- [DIRECTIONS]
Every entry must reappear in your answer exactly as written, though its pictures must not.

- [SOURCE RECORDS]
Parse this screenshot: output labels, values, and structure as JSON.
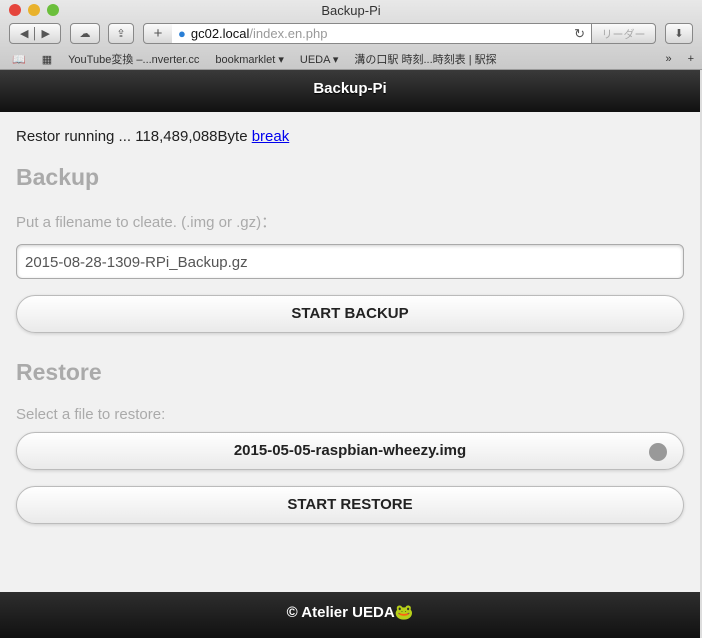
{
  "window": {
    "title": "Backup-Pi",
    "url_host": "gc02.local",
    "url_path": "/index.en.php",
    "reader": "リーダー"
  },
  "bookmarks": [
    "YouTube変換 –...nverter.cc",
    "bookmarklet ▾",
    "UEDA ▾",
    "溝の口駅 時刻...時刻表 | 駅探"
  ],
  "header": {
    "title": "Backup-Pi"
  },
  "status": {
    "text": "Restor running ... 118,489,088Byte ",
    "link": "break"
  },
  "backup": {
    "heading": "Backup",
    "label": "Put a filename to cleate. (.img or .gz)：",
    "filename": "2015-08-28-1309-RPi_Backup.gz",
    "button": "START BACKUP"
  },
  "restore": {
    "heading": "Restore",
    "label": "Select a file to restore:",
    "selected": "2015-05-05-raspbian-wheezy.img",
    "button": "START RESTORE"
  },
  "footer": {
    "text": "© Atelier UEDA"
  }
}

- [RESPONSE TO THE EXERCISE]
Parse this screenshot: output labels, values, and structure as JSON.
{
  "window": {
    "title": "Backup-Pi",
    "url_host": "gc02.local",
    "url_path": "/index.en.php",
    "reader": "リーダー"
  },
  "bookmarks": [
    "YouTube変換 –...nverter.cc",
    "bookmarklet ▾",
    "UEDA ▾",
    "溝の口駅 時刻...時刻表 | 駅探"
  ],
  "header": {
    "title": "Backup-Pi"
  },
  "status": {
    "text": "Restor running ... 118,489,088Byte ",
    "link": "break"
  },
  "backup": {
    "heading": "Backup",
    "label": "Put a filename to cleate. (.img or .gz)：",
    "filename": "2015-08-28-1309-RPi_Backup.gz",
    "button": "START BACKUP"
  },
  "restore": {
    "heading": "Restore",
    "label": "Select a file to restore:",
    "selected": "2015-05-05-raspbian-wheezy.img",
    "button": "START RESTORE"
  },
  "footer": {
    "text": "© Atelier UEDA"
  }
}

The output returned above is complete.